We should also note that players need to restart their game whenever they make changes to their graphics settings. If you don’t restart your game, it will run worse. We were able to replicate this multiple times on both NVIDIA’s and AMD’s hardware.
There is also a false assumption that Ray Tracing is not working when you launch the game, and you need to turn it Off and then On. As said, that’s a false report. Below you can find a comparison that proves our claims. On the left, we have a screenshot with RT Off, and on the right, we have a screenshot with RT On (after re-launching the game, and without making any further changes). I’ve also circled the points of interest.
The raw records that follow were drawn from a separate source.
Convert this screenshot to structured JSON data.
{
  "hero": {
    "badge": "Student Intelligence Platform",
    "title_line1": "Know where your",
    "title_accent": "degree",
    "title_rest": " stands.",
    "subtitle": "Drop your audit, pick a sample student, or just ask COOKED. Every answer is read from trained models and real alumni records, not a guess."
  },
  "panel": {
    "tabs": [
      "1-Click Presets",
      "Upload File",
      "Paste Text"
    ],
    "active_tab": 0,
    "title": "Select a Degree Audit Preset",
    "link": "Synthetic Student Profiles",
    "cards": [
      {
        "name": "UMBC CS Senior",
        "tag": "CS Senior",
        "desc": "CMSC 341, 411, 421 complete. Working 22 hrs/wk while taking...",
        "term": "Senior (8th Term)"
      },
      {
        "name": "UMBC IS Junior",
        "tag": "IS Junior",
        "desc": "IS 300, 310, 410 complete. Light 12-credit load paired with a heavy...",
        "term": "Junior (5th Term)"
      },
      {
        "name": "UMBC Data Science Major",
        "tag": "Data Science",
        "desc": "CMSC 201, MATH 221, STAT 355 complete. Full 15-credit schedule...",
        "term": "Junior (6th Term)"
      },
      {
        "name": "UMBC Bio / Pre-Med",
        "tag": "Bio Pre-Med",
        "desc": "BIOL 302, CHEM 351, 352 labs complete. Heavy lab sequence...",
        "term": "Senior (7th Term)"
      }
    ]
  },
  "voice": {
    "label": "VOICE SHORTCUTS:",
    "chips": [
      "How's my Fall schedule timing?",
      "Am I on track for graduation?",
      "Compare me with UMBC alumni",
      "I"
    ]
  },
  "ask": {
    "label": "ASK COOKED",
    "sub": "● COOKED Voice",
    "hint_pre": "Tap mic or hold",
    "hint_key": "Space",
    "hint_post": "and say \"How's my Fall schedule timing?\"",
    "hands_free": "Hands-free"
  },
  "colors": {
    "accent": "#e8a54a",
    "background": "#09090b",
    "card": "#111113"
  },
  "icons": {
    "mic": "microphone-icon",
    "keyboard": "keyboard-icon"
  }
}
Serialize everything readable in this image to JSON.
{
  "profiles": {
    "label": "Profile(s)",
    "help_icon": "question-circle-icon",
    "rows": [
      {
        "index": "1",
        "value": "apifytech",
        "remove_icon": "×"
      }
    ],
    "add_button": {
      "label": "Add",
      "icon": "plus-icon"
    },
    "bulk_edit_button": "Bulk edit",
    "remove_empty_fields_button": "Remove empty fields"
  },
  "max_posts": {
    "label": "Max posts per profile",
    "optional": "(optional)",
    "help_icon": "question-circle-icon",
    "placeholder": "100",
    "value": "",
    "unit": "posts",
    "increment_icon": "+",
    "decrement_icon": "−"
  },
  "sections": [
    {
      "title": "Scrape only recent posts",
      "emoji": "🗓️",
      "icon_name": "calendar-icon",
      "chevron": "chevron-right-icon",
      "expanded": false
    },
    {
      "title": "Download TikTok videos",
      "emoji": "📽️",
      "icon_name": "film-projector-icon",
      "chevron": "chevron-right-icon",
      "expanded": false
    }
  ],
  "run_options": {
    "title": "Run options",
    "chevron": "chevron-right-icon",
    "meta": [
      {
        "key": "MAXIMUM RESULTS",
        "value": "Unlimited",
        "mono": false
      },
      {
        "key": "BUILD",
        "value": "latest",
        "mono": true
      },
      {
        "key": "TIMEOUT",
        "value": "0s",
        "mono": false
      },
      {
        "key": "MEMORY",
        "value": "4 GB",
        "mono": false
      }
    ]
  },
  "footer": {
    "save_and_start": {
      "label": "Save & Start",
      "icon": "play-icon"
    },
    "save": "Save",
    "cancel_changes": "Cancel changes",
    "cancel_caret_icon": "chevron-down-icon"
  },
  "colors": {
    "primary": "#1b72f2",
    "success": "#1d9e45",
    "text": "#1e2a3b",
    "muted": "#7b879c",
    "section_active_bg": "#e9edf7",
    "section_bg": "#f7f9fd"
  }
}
As you can see, Cal’s hair looks better with RT On, and you can easily notice the better RT AO on the right. Moreover, and similar to A Plague Tale: Requiem, grass shadows look worse when you enable RT (you can easily notice this on the left).
Star Wars Jedi: Survivor uses the EA App, even if you’ve purchased it on Steam. And, unfortunately, the EA App only allows you to make five hardware changes in the span of 24 hours. Thus, we were unable to test different CPU configurations. It sucks, we know. However, this DRM can be worse (when it comes to hardware changes) than the Denuvo anti-tamper tech.
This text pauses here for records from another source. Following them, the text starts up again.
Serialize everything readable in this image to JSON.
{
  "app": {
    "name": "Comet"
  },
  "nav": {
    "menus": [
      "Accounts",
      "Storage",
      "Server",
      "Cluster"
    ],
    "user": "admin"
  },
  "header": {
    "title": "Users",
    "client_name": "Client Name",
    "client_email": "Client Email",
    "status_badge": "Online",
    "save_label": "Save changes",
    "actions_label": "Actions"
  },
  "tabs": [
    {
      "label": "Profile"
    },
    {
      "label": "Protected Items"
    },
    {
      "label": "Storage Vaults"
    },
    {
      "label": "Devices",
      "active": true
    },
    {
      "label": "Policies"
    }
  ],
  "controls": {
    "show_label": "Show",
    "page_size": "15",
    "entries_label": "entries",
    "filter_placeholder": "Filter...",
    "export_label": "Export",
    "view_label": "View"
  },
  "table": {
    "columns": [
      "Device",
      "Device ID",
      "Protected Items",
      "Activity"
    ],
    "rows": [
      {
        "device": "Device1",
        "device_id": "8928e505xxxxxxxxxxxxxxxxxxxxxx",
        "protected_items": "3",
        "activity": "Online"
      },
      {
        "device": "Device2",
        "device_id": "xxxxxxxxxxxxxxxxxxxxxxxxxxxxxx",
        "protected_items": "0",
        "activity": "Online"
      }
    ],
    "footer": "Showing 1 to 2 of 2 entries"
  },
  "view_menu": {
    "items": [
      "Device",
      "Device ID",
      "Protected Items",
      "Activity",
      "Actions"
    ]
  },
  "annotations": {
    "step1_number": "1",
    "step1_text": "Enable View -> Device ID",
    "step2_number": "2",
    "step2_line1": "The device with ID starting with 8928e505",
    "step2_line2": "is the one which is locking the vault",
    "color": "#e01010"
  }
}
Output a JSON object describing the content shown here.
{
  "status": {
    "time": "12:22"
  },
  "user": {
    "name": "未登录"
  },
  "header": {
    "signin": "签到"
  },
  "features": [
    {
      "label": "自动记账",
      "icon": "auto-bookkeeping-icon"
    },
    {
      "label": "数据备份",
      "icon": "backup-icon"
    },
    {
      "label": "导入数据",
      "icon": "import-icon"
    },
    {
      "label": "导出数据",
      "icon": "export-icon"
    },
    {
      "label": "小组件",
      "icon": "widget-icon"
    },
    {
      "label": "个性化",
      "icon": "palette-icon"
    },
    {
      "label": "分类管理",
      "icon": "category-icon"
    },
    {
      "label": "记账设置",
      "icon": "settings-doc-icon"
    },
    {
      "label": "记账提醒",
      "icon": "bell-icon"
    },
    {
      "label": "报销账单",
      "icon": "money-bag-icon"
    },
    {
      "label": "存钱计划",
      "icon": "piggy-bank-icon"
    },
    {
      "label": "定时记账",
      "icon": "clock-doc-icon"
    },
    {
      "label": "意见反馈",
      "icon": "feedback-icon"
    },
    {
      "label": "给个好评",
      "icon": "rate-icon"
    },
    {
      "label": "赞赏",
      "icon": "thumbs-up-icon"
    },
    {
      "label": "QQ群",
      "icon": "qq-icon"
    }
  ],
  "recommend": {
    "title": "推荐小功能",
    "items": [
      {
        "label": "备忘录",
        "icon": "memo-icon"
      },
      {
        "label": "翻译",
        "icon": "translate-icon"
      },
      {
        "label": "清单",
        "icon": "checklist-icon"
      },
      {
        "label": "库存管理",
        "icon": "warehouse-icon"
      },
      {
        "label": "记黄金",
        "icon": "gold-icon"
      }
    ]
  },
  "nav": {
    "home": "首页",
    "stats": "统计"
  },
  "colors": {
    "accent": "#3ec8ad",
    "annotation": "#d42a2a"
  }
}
At 1080p/Epic Settings/No RT, our top five GPUs were able to provide a constant 60fps experience. While there are traversal stutters, our RTX2080Ti never dropped below 60fps. As we’ve reported, the AMD Ryzen 9 7950X3D is doing the heavy lifting here. Owners of weaker CPUs may not be able to hit these framerates. However, if you have a 7800X3D or a 7950X3D CPU, you can get similar results to ours.
Things get really ugly once we up our resolution to 1440p. At 1440p/Epic Settings/No RT, the only GPUs that were able to provide a constant 60fps experience were the RX 6900XT, the RX 7900XTX, and the RTX4090. The RTX3080 came close to a 60fps experience, though there were some drops to the mid-50s. As for native 4K/Epic Settings/No RT, the only GPU that was able to run the game smoothly was the RTX4090.
But what about the game’s RT performance? At 1080p/Epic Settings/Ray Tracing, the only GPU that can offer constant 60fps is the RTX4090. The RTX3080 and RX 7900XTX can also offer a smooth experience, provided you have a G-Sync/FreeSync monitor. And as for 1440p and 4K with Epic Settings and RT, the only GPU capable of offering 60fps is the RTX4090. Lastly, our RTX2080Ti was constantly crashing in 4K with RT.
Graphics-wise, Star Wars Jedi: Survivor looks great, for the most part. Since the game uses a dynamic Time of Day, there can be scenes in which the game can look a bit underwhelming. Moreover, the game’s TAA solution is awful and makes the whole image look blurry. So, even though FSR 2.0 Quality brings minor visual artifacts, we highly recommend enabling it. It would have been great if the game supported DLSS 2/3 or XeSS but… well… we all know why it doesn’t.
All in all, Star Wars Jedi: Survivor is a mess. We’ve already listed numerous issues we had with the game in one of our previous articles, so make sure to read it too. The good news is that if you have an AMD Ryzen 9 7950X3D CPU, you can at least brute force your way. Yes, the game will still have traversal stutters (and even more stutters when you enable Ray Tracing), but you can at least enjoy it with over 60fps. That’s more enjoyable than what both PS5 and Xbox Series X currently offer. Because, believe it or not, the game is worse on consoles.
Let’s hope that Respawn will significantly improve performance on all platforms!